▶ **Task goal**: All entries are to be repeated exactly as shown below.

Component data from apps and pages
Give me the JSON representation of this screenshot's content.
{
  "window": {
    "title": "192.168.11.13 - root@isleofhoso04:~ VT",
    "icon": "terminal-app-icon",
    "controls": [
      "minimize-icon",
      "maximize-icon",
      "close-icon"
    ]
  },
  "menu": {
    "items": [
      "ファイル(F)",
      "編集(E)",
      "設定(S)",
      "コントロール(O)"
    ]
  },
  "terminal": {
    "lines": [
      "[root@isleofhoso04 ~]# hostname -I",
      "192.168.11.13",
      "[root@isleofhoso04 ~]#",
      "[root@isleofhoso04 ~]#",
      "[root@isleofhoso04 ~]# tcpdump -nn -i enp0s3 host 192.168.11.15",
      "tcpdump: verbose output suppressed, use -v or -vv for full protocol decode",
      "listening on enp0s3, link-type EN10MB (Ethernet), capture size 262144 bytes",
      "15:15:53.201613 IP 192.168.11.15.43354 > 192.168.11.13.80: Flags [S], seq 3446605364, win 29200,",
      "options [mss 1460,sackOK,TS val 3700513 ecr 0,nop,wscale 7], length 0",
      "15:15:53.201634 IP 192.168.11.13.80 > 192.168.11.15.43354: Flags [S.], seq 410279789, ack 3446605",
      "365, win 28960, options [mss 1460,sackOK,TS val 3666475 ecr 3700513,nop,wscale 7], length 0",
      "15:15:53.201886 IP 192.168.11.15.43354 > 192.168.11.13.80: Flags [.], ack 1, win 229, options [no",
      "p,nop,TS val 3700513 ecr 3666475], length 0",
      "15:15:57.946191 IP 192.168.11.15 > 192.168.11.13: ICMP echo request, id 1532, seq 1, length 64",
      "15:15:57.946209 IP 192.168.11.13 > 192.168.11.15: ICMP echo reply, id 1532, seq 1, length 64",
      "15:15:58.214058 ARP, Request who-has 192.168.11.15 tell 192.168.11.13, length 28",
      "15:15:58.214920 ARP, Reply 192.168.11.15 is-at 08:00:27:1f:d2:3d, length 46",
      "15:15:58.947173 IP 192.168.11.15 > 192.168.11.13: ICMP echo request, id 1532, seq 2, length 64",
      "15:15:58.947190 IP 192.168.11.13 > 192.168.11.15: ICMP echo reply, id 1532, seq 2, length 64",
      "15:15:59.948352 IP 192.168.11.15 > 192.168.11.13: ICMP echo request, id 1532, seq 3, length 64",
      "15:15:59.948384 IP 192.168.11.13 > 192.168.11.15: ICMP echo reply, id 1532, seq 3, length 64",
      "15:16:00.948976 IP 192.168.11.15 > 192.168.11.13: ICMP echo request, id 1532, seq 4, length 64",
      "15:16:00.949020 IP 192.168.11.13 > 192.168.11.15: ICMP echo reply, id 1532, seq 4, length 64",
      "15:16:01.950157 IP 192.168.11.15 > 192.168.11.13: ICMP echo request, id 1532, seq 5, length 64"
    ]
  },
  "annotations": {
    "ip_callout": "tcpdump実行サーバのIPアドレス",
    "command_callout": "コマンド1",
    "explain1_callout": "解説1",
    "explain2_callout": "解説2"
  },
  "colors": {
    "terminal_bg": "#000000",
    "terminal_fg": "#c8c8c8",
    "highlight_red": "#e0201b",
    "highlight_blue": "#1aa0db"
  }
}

▶ **Written solution**:
Give me the JSON representation of this screenshot's content.
{
  "window": {
    "title": "192.168.11.13 - root@isleofhoso04:~ VT",
    "icon": "terminal-app-icon",
    "controls": [
      "minimize-icon",
      "maximize-icon",
      "close-icon"
    ]
  },
  "menu": {
    "items": [
      "ファイル(F)",
      "編集(E)",
      "設定(S)",
      "コントロール(O)"
    ]
  },
  "terminal": {
    "lines": [
      "[root@isleofhoso04 ~]# hostname -I",
      "192.168.11.13",
      "[root@isleofhoso04 ~]#",
      "[root@isleofhoso04 ~]#",
      "[root@isleofhoso04 ~]# tcpdump -nn -i enp0s3 host 192.168.11.15",
      "tcpdump: verbose output suppressed, use -v or -vv for full protocol decode",
      "listening on enp0s3, link-type EN10MB (Ethernet), capture size 262144 bytes",
      "15:15:53.201613 IP 192.168.11.15.43354 > 192.168.11.13.80: Flags [S], seq 3446605364, win 29200,",
      "options [mss 1460,sackOK,TS val 3700513 ecr 0,nop,wscale 7], length 0",
      "15:15:53.201634 IP 192.168.11.13.80 > 192.168.11.15.43354: Flags [S.], seq 410279789, ack 3446605",
      "365, win 28960, options [mss 1460,sackOK,TS val 3666475 ecr 3700513,nop,wscale 7], length 0",
      "15:15:53.201886 IP 192.168.11.15.43354 > 192.168.11.13.80: Flags [.], ack 1, win 229, options [no",
      "p,nop,TS val 3700513 ecr 3666475], length 0",
      "15:15:57.946191 IP 192.168.11.15 > 192.168.11.13: ICMP echo request, id 1532, seq 1, length 64",
      "15:15:57.946209 IP 192.168.11.13 > 192.168.11.15: ICMP echo reply, id 1532, seq 1, length 64",
      "15:15:58.214058 ARP, Request who-has 192.168.11.15 tell 192.168.11.13, length 28",
      "15:15:58.214920 ARP, Reply 192.168.11.15 is-at 08:00:27:1f:d2:3d, length 46",
      "15:15:58.947173 IP 192.168.11.15 > 192.168.11.13: ICMP echo request, id 1532, seq 2, length 64",
      "15:15:58.947190 IP 192.168.11.13 > 192.168.11.15: ICMP echo reply, id 1532, seq 2, length 64",
      "15:15:59.948352 IP 192.168.11.15 > 192.168.11.13: ICMP echo request, id 1532, seq 3, length 64",
      "15:15:59.948384 IP 192.168.11.13 > 192.168.11.15: ICMP echo reply, id 1532, seq 3, length 64",
      "15:16:00.948976 IP 192.168.11.15 > 192.168.11.13: ICMP echo request, id 1532, seq 4, length 64",
      "15:16:00.949020 IP 192.168.11.13 > 192.168.11.15: ICMP echo reply, id 1532, seq 4, length 64",
      "15:16:01.950157 IP 192.168.11.15 > 192.168.11.13: ICMP echo request, id 1532, seq 5, length 64"
    ]
  },
  "annotations": {
    "ip_callout": "tcpdump実行サーバのIPアドレス",
    "command_callout": "コマンド1",
    "explain1_callout": "解説1",
    "explain2_callout": "解説2"
  },
  "colors": {
    "terminal_bg": "#000000",
    "terminal_fg": "#c8c8c8",
    "highlight_red": "#e0201b",
    "highlight_blue": "#1aa0db"
  }
}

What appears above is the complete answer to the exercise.